The 1960s, as we’re often told, was a turbulent time. A time of sexual liberation, mind-expanding drugs and endless streams of footage of Twiggy walking down Carnaby Street, and George Best pouring sparkling wine into a pyramid of champagne glasses.
When talk turns to radio, however, the cameras always inevitably turn seawards, a bobbing sea trawler covered in radio masts, swiftly followed by fashionably dressed men staring earnestly at dials and switches, then wheeling their chairs over to pick another seven inch from the rack.
I am talking, of course, about pirate radio, and if you were a hip young thing in the early to mid 1960s, pirate radio was the only way you could listen to pop music over the airwaves. That is, until 1967 when, after pirate radio stations were outlawed by an act of parliament, the BBC split the Light Programme into two stations, BBC Radio 1 and BBC Radio 2, the former having a remit to play popular music.
Radio 1 sprang into life at 7:00am on 30 September 1967, with Tony Blackburn introducing the very first record, Flowers in the Rain by The Move, marking the beginning of the establishment’s acceptance of post war rebellion, and the end of the ’60s.
The Move were, as any fule kno, formed in Moseley in 1966, and the band have a strong Brummie pedigree. Vocalist Carl Wayne went on to star in Brummie wobbly soap Crossroads and lead guitarist Roy Wood later formed Wizzard (and enjoyed having his Christmas dinner at Walsall Rugby Club, though not every day). Bassist Chris ‘Ace’ Kefford was so cool, even the mighty Sabbath were in awe of him after catching a glimpse of him climbing out of a Rolls while they waited for the number 11 bus. Bev Bevan, drummer and Jasper Carrott’s best man, was once told by Paul McCartney that he was a better drummer than Ringo Starr and rhythm guitarist Trevor Burton went on to form Birmingham supergroup Balls (no sniggering at the back there).
It’s often said that the first step you take on a journey sets the tone for the rest of that trip: The Move, for all they were pop stars, were never properly cool, and Radio 1 would never really be either.
Who knows what journey Radio 1 could’ve taken if Tony Blackburn had picked Massachusetts by The Bee Gees (which turned out to be the second track he played) instead of The Move’s opus.

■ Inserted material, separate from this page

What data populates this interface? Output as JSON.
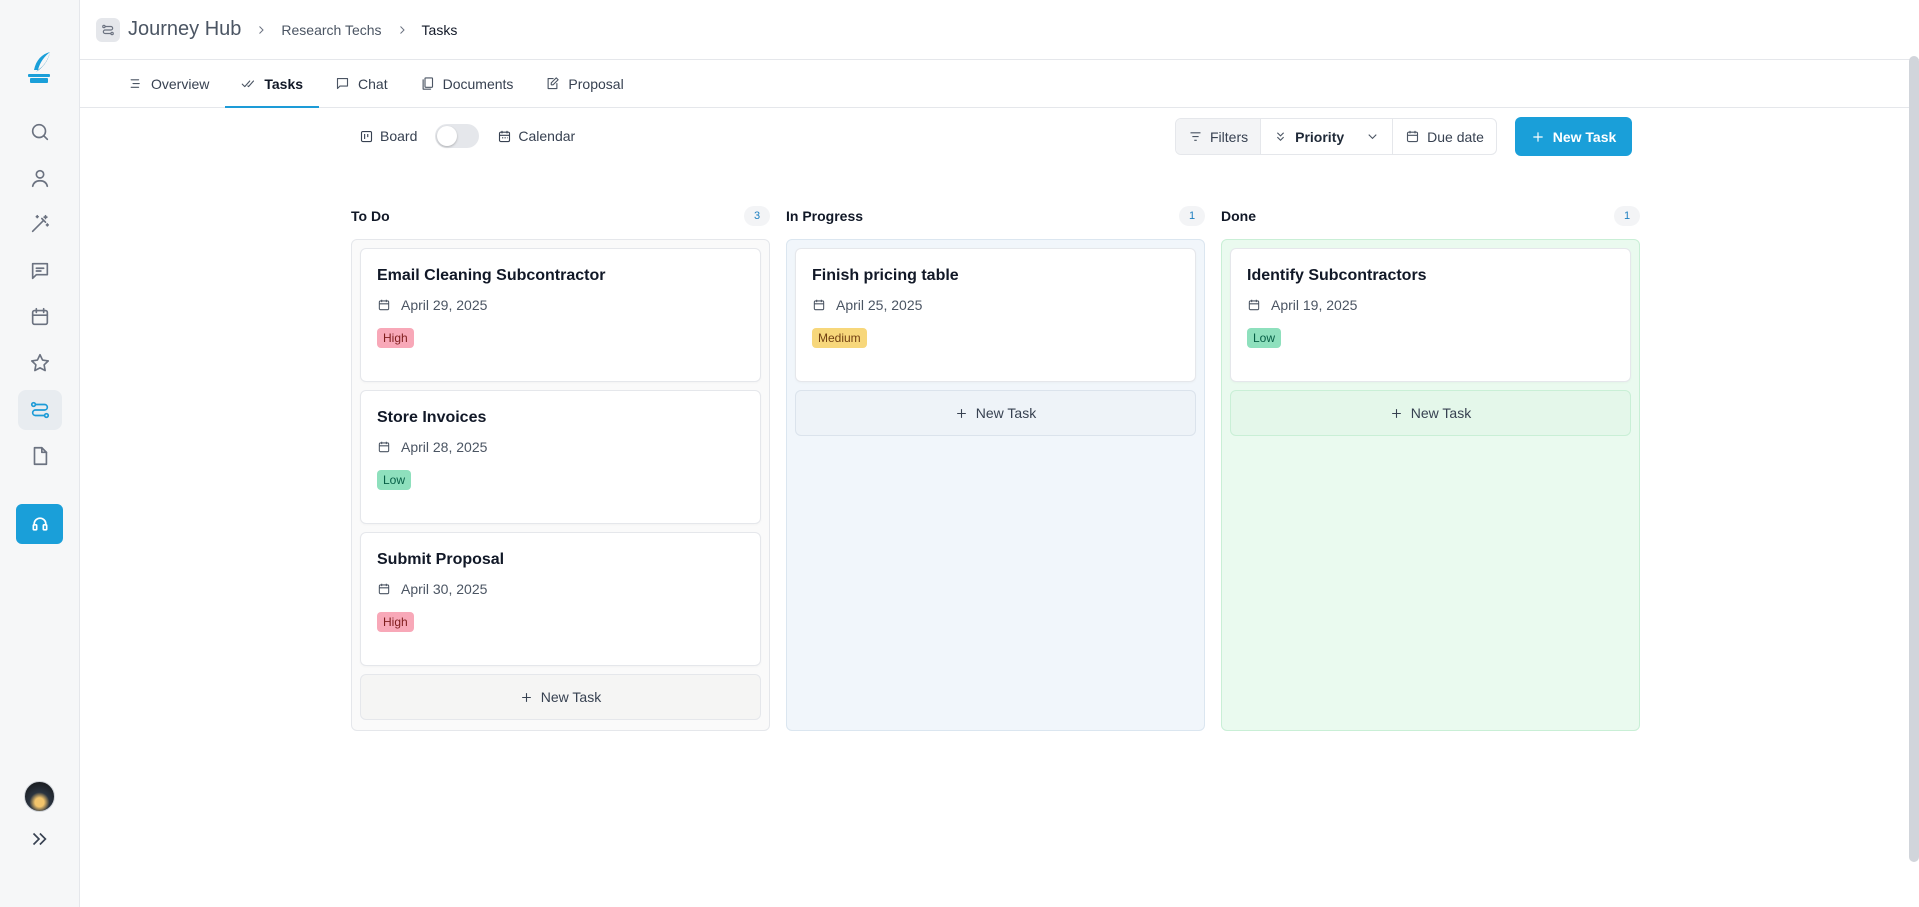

Perhaps the airing of such a
middle-of-the-road track would have set the station on the road to cosy conservatism, with Tony Blackburn’s breakfast tenure lasting well into the mid-90s and a young John Major shockingly rising to power in 1979 instead of Margaret Thatcher. Or it could’ve gone the other way, a revitalised rebellion seeing John Peel doing drivetime, and dinner tables across the country being treated to The Fall in session every other Thursday, influencing a socialist revolution and Britain becoming a rock ‘n’ roll utopia.
This is of course all idle speculation, but one thing is certain, we can categorically state that the Tea Cosy’s first choice of record gave a distinctly Brummie twang to a national institution.